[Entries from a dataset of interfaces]
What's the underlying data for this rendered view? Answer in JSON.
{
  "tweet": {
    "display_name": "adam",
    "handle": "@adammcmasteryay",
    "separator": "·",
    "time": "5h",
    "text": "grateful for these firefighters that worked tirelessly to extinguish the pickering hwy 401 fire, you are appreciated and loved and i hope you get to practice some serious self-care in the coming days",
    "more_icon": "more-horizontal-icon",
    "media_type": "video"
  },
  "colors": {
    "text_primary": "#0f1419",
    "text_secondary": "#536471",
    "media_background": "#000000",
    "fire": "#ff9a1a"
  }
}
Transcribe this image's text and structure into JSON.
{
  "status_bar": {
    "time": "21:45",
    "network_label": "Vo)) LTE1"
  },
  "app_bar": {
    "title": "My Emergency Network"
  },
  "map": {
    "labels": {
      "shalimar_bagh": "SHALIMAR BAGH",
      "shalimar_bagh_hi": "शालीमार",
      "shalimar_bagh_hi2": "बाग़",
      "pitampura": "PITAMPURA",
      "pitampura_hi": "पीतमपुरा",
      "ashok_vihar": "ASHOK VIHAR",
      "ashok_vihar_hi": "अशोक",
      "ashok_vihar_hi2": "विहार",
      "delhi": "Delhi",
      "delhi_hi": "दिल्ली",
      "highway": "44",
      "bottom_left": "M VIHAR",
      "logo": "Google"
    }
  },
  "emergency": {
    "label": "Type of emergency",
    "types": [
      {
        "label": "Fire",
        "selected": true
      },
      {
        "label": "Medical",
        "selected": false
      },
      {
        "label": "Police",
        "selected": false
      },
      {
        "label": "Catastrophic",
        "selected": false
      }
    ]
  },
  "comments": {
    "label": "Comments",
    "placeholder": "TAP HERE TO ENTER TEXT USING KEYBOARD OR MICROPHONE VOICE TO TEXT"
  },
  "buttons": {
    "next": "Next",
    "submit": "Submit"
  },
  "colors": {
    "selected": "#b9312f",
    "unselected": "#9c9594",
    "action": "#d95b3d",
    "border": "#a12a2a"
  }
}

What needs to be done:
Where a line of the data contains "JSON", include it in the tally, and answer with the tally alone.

Exercise solution:
2